Notre Dame economist Nelson Mark has been appointed acting director of the University’s Institute for Asia and Asian Studies. The appointment is effective immediately and runs through July 1, 2014. “As acting director, I am eager to help develop research and academic programming that drive collaborative scholarship on the many interdisciplinary issues that confront Asia,” says Mark, the Alfred C. DeCrane Jr. Professor of International Economics.
“If you only like philosophy, then be a philosopher. If you only like history, then be a historian. If you only like mathematics, then be a mathematician. But if you like all of those things, you should be an economist,” says Timothy S. Fuerst, the William and Dorothy O’Neill Professor of Economics at the University of Notre Dame. One of the most-cited economists in the world, Fuerst also serves as senior economic advisor at the Federal Reserve Bank of Cleveland. His research interests include monetary theory and policy, with a special focus on business cycles.
As a history and economics major at Notre Dame, David Finocchio ’05 wasn’t sure what he wanted to do with his life, but he felt certain it would not involve sitting at a desk and crunching numbers. Instead, he took a shot and created bleacherreport.com, now the third most-visited sports website in the country. Last summer, Finocchio and the site’s two other founders sold the company to Turner Sports for $200 million.
Watch The Economy Now: a fall 2012 roundtable discussion with expert economists from the Notre Dame faculty presented by the Department of Economics in the College of Arts and Letters. An audience Q & A follows the discussion.
This past year was an exceptional one for the new era of economics at Notre Dame.
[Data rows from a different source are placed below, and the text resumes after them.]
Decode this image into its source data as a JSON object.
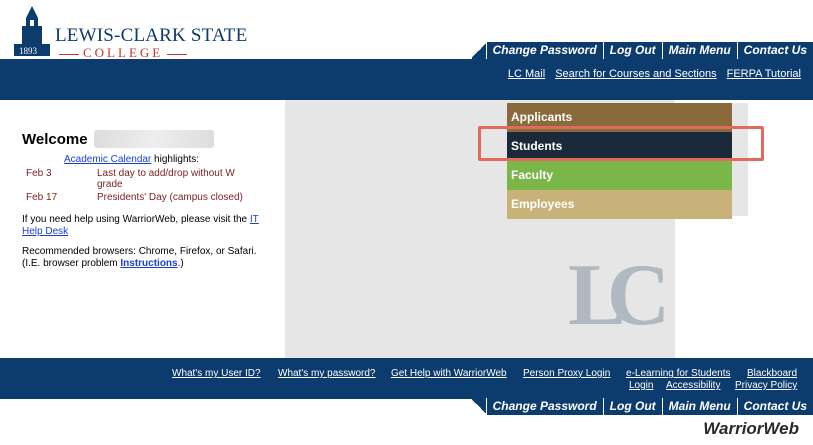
{
  "header": {
    "school_name": "LEWIS-CLARK STATE",
    "college": "COLLEGE",
    "year": "1893",
    "top_nav": [
      "Change Password",
      "Log Out",
      "Main Menu",
      "Contact Us"
    ],
    "sub_links": [
      "LC Mail",
      "Search for Courses and Sections",
      "FERPA Tutorial"
    ]
  },
  "menu": {
    "items": [
      "Applicants",
      "Students",
      "Faculty",
      "Employees"
    ]
  },
  "left": {
    "welcome": "Welcome",
    "calendar_link": "Academic Calendar",
    "calendar_suffix": " highlights:",
    "events": [
      {
        "date": "Feb 3",
        "text": "Last day to add/drop without W grade"
      },
      {
        "date": "Feb 17",
        "text": "Presidents' Day (campus closed)"
      }
    ],
    "help_text": "If you need help using WarriorWeb, please visit the ",
    "help_link": "IT Help Desk",
    "browsers_text": "Recommended browsers: Chrome, Firefox, or Safari. (I.E. browser problem ",
    "browsers_link": "Instructions",
    "browsers_suffix": ".)"
  },
  "watermark": {
    "letters": "LC"
  },
  "footer": {
    "links": [
      "What's my User ID?",
      "What's my password?",
      "Get Help with WarriorWeb",
      "Person Proxy Login",
      "e-Learning for Students",
      "Blackboard",
      "Login",
      "Accessibility",
      "Privacy Policy"
    ],
    "bottom_nav": [
      "Change Password",
      "Log Out",
      "Main Menu",
      "Contact Us"
    ],
    "brand": "WarriorWeb"
  }
}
Kasey Buckles, an assistant professor in Notre Dame’s Department of Economics, challenges undergraduates to take the theories, statistics, and modeling tools they learn in their core courses and apply them to universal life experiences like birth, marriage, divorce, and other family dynamics. In her research-focused seminar called Economics of the Family, Buckles and her students explore questions such as “What is the effect of birth order on prenatal investment in children?” and “How does a mother’s age at first birth affect the academic achievement of her children?”